** Material for the task follows **

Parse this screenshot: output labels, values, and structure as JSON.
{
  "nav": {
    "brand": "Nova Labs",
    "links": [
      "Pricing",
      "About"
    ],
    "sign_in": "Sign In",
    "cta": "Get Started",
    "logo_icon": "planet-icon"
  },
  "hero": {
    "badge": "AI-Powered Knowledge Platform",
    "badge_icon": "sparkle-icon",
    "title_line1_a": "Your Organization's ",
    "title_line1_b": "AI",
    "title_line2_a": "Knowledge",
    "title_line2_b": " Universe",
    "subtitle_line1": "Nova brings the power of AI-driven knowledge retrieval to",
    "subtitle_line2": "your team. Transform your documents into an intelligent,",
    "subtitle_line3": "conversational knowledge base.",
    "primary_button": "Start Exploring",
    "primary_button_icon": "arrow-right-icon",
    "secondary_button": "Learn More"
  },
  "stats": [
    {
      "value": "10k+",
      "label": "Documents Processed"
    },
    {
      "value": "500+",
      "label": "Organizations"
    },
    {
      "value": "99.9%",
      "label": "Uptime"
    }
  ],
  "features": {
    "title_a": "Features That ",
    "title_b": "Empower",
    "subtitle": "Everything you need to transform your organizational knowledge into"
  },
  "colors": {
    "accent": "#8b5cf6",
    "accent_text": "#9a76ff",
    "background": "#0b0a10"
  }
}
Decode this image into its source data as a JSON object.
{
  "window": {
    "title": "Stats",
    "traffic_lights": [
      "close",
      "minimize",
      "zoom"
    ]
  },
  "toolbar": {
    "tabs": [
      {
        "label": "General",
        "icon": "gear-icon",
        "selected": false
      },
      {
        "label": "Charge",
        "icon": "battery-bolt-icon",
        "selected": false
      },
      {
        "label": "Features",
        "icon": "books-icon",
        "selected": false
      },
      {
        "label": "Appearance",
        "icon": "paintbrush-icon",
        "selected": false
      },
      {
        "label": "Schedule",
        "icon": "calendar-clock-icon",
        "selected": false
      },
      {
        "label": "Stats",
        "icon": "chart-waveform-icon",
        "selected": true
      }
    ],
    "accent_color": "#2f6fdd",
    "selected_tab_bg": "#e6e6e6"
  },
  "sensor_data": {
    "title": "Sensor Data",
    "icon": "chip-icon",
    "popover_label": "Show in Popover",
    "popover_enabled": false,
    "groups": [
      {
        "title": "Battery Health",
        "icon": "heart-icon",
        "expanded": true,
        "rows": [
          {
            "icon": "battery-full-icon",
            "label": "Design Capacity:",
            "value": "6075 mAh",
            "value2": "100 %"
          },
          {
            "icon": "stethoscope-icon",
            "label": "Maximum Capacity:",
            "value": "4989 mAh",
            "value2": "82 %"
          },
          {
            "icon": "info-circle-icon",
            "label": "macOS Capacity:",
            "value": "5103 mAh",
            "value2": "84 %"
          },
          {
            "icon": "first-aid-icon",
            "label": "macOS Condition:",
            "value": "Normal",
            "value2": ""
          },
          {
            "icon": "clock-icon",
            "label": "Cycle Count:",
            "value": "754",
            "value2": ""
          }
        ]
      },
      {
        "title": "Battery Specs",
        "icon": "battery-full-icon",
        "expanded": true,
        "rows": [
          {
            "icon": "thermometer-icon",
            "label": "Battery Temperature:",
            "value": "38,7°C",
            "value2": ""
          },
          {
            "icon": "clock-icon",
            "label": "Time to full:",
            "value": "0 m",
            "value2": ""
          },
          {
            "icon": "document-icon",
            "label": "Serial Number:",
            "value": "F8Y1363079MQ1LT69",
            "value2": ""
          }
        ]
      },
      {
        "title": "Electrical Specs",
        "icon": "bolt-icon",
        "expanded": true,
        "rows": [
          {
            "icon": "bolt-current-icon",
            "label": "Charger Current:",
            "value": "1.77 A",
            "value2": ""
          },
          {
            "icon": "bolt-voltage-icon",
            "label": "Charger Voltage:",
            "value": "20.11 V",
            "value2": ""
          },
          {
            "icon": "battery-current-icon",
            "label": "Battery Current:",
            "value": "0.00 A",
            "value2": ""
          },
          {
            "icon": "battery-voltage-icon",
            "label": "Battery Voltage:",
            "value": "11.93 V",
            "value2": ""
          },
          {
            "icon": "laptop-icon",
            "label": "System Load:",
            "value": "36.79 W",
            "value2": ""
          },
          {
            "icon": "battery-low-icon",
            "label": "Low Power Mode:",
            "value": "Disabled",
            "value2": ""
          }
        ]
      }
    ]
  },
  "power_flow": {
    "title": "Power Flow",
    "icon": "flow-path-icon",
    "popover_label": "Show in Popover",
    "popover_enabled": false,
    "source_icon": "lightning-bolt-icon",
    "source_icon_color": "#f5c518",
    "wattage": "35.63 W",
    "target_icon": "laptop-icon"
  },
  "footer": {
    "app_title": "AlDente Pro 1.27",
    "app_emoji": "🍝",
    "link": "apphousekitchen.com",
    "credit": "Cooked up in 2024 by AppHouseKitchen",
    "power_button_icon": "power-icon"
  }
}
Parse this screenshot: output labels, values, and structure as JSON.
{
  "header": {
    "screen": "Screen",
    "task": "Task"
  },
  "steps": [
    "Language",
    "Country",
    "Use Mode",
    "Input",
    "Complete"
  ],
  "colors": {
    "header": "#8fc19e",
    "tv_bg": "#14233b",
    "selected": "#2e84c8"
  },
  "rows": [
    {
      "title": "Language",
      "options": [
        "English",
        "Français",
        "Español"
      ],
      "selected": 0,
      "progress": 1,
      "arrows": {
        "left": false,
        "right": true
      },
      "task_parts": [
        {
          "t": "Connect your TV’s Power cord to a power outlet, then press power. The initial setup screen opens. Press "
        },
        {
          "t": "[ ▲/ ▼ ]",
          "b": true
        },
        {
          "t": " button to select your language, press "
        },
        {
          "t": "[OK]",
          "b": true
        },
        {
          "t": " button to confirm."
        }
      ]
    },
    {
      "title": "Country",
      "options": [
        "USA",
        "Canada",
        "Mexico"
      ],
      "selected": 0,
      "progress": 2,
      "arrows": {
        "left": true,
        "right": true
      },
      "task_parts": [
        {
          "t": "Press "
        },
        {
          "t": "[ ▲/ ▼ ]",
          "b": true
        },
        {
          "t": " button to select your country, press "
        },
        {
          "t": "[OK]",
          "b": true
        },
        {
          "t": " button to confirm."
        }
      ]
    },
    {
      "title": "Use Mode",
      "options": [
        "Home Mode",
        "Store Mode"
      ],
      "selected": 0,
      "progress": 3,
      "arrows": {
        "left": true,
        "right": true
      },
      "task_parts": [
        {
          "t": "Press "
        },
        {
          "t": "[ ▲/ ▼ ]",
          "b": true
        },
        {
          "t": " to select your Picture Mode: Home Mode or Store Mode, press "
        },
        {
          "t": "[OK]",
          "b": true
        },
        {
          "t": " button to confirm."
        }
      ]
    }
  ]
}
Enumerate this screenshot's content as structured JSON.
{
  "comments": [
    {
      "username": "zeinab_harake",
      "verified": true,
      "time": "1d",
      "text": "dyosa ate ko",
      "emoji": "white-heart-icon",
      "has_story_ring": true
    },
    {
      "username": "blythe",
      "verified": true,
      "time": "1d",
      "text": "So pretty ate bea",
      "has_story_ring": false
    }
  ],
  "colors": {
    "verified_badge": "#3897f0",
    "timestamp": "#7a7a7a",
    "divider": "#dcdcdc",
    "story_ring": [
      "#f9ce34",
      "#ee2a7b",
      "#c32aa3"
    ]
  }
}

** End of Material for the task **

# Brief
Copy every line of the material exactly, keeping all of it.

# Completed exercise
Parse this screenshot: output labels, values, and structure as JSON.
{
  "nav": {
    "brand": "Nova Labs",
    "links": [
      "Pricing",
      "About"
    ],
    "sign_in": "Sign In",
    "cta": "Get Started",
    "logo_icon": "planet-icon"
  },
  "hero": {
    "badge": "AI-Powered Knowledge Platform",
    "badge_icon": "sparkle-icon",
    "title_line1_a": "Your Organization's ",
    "title_line1_b": "AI",
    "title_line2_a": "Knowledge",
    "title_line2_b": " Universe",
    "subtitle_line1": "Nova brings the power of AI-driven knowledge retrieval to",
    "subtitle_line2": "your team. Transform your documents into an intelligent,",
    "subtitle_line3": "conversational knowledge base.",
    "primary_button": "Start Exploring",
    "primary_button_icon": "arrow-right-icon",
    "secondary_button": "Learn More"
  },
  "stats": [
    {
      "value": "10k+",
      "label": "Documents Processed"
    },
    {
      "value": "500+",
      "label": "Organizations"
    },
    {
      "value": "99.9%",
      "label": "Uptime"
    }
  ],
  "features": {
    "title_a": "Features That ",
    "title_b": "Empower",
    "subtitle": "Everything you need to transform your organizational knowledge into"
  },
  "colors": {
    "accent": "#8b5cf6",
    "accent_text": "#9a76ff",
    "background": "#0b0a10"
  }
}
Decode this image into its source data as a JSON object.
{
  "window": {
    "title": "Stats",
    "traffic_lights": [
      "close",
      "minimize",
      "zoom"
    ]
  },
  "toolbar": {
    "tabs": [
      {
        "label": "General",
        "icon": "gear-icon",
        "selected": false
      },
      {
        "label": "Charge",
        "icon": "battery-bolt-icon",
        "selected": false
      },
      {
        "label": "Features",
        "icon": "books-icon",
        "selected": false
      },
      {
        "label": "Appearance",
        "icon": "paintbrush-icon",
        "selected": false
      },
      {
        "label": "Schedule",
        "icon": "calendar-clock-icon",
        "selected": false
      },
      {
        "label": "Stats",
        "icon": "chart-waveform-icon",
        "selected": true
      }
    ],
    "accent_color": "#2f6fdd",
    "selected_tab_bg": "#e6e6e6"
  },
  "sensor_data": {
    "title": "Sensor Data",
    "icon": "chip-icon",
    "popover_label": "Show in Popover",
    "popover_enabled": false,
    "groups": [
      {
        "title": "Battery Health",
        "icon": "heart-icon",
        "expanded": true,
        "rows": [
          {
            "icon": "battery-full-icon",
            "label": "Design Capacity:",
            "value": "6075 mAh",
            "value2": "100 %"
          },
          {
            "icon": "stethoscope-icon",
            "label": "Maximum Capacity:",
            "value": "4989 mAh",
            "value2": "82 %"
          },
          {
            "icon": "info-circle-icon",
            "label": "macOS Capacity:",
            "value": "5103 mAh",
            "value2": "84 %"
          },
          {
            "icon": "first-aid-icon",
            "label": "macOS Condition:",
            "value": "Normal",
            "value2": ""
          },
          {
            "icon": "clock-icon",
            "label": "Cycle Count:",
            "value": "754",
            "value2": ""
          }
        ]
      },
      {
        "title": "Battery Specs",
        "icon": "battery-full-icon",
        "expanded": true,
        "rows": [
          {
            "icon": "thermometer-icon",
            "label": "Battery Temperature:",
            "value": "38,7°C",
            "value2": ""
          },
          {
            "icon": "clock-icon",
            "label": "Time to full:",
            "value": "0 m",
            "value2": ""
          },
          {
            "icon": "document-icon",
            "label": "Serial Number:",
            "value": "F8Y1363079MQ1LT69",
            "value2": ""
          }
        ]
      },
      {
        "title": "Electrical Specs",
        "icon": "bolt-icon",
        "expanded": true,
        "rows": [
          {
            "icon": "bolt-current-icon",
            "label": "Charger Current:",
            "value": "1.77 A",
            "value2": ""
          },
          {
            "icon": "bolt-voltage-icon",
            "label": "Charger Voltage:",
            "value": "20.11 V",
            "value2": ""
          },
          {
            "icon": "battery-current-icon",
            "label": "Battery Current:",
            "value": "0.00 A",
            "value2": ""
          },
          {
            "icon": "battery-voltage-icon",
            "label": "Battery Voltage:",
            "value": "11.93 V",
            "value2": ""
          },
          {
            "icon": "laptop-icon",
            "label": "System Load:",
            "value": "36.79 W",
            "value2": ""
          },
          {
            "icon": "battery-low-icon",
            "label": "Low Power Mode:",
            "value": "Disabled",
            "value2": ""
          }
        ]
      }
    ]
  },
  "power_flow": {
    "title": "Power Flow",
    "icon": "flow-path-icon",
    "popover_label": "Show in Popover",
    "popover_enabled": false,
    "source_icon": "lightning-bolt-icon",
    "source_icon_color": "#f5c518",
    "wattage": "35.63 W",
    "target_icon": "laptop-icon"
  },
  "footer": {
    "app_title": "AlDente Pro 1.27",
    "app_emoji": "🍝",
    "link": "apphousekitchen.com",
    "credit": "Cooked up in 2024 by AppHouseKitchen",
    "power_button_icon": "power-icon"
  }
}
Parse this screenshot: output labels, values, and structure as JSON.
{
  "header": {
    "screen": "Screen",
    "task": "Task"
  },
  "steps": [
    "Language",
    "Country",
    "Use Mode",
    "Input",
    "Complete"
  ],
  "colors": {
    "header": "#8fc19e",
    "tv_bg": "#14233b",
    "selected": "#2e84c8"
  },
  "rows": [
    {
      "title": "Language",
      "options": [
        "English",
        "Français",
        "Español"
      ],
      "selected": 0,
      "progress": 1,
      "arrows": {
        "left": false,
        "right": true
      },
      "task_parts": [
        {
          "t": "Connect your TV’s Power cord to a power outlet, then press power. The initial setup screen opens. Press "
        },
        {
          "t": "[ ▲/ ▼ ]",
          "b": true
        },
        {
          "t": " button to select your language, press "
        },
        {
          "t": "[OK]",
          "b": true
        },
        {
          "t": " button to confirm."
        }
      ]
    },
    {
      "title": "Country",
      "options": [
        "USA",
        "Canada",
        "Mexico"
      ],
      "selected": 0,
      "progress": 2,
      "arrows": {
        "left": true,
        "right": true
      },
      "task_parts": [
        {
          "t": "Press "
        },
        {
          "t": "[ ▲/ ▼ ]",
          "b": true
        },
        {
          "t": " button to select your country, press "
        },
        {
          "t": "[OK]",
          "b": true
        },
        {
          "t": " button to confirm."
        }
      ]
    },
    {
      "title": "Use Mode",
      "options": [
        "Home Mode",
        "Store Mode"
      ],
      "selected": 0,
      "progress": 3,
      "arrows": {
        "left": true,
        "right": true
      },
      "task_parts": [
        {
          "t": "Press "
        },
        {
          "t": "[ ▲/ ▼ ]",
          "b": true
        },
        {
          "t": " to select your Picture Mode: Home Mode or Store Mode, press "
        },
        {
          "t": "[OK]",
          "b": true
        },
        {
          "t": " button to confirm."
        }
      ]
    }
  ]
}
Enumerate this screenshot's content as structured JSON.
{
  "comments": [
    {
      "username": "zeinab_harake",
      "verified": true,
      "time": "1d",
      "text": "dyosa ate ko",
      "emoji": "white-heart-icon",
      "has_story_ring": true
    },
    {
      "username": "blythe",
      "verified": true,
      "time": "1d",
      "text": "So pretty ate bea",
      "has_story_ring": false
    }
  ],
  "colors": {
    "verified_badge": "#3897f0",
    "timestamp": "#7a7a7a",
    "divider": "#dcdcdc",
    "story_ring": [
      "#f9ce34",
      "#ee2a7b",
      "#c32aa3"
    ]
  }
}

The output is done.